(1+2) : Note the IdentIty
Now we clearly have enough InformatIon.

SuffIcIent

Answer Is (c)

E3#F0% ?&*$0%#/

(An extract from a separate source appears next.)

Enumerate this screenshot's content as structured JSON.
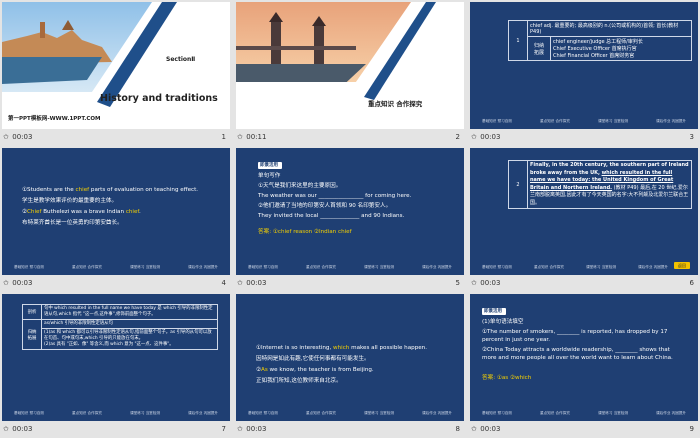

Sphere E Cube
Sphere E CylInder
CylInder E CuboId
CylInder E CuboId ÌÌ
CylInder
Cube
Cube ÌÌ
Cone
Cube ÌÌÌ
CylInder
HemIsphere